══ Information provided ══

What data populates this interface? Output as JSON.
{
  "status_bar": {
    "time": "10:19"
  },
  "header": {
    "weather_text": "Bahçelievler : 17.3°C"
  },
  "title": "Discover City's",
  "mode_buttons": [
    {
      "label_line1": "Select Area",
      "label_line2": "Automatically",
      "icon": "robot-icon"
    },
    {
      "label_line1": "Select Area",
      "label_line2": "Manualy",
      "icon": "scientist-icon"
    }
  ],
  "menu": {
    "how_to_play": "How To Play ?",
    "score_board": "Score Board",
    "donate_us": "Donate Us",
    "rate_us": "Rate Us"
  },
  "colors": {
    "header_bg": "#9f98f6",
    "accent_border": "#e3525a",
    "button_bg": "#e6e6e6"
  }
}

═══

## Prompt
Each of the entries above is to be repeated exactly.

## Solution to the exercise
What data populates this interface? Output as JSON.
{
  "status_bar": {
    "time": "10:19"
  },
  "header": {
    "weather_text": "Bahçelievler : 17.3°C"
  },
  "title": "Discover City's",
  "mode_buttons": [
    {
      "label_line1": "Select Area",
      "label_line2": "Automatically",
      "icon": "robot-icon"
    },
    {
      "label_line1": "Select Area",
      "label_line2": "Manualy",
      "icon": "scientist-icon"
    }
  ],
  "menu": {
    "how_to_play": "How To Play ?",
    "score_board": "Score Board",
    "donate_us": "Donate Us",
    "rate_us": "Rate Us"
  },
  "colors": {
    "header_bg": "#9f98f6",
    "accent_border": "#e3525a",
    "button_bg": "#e6e6e6"
  }
}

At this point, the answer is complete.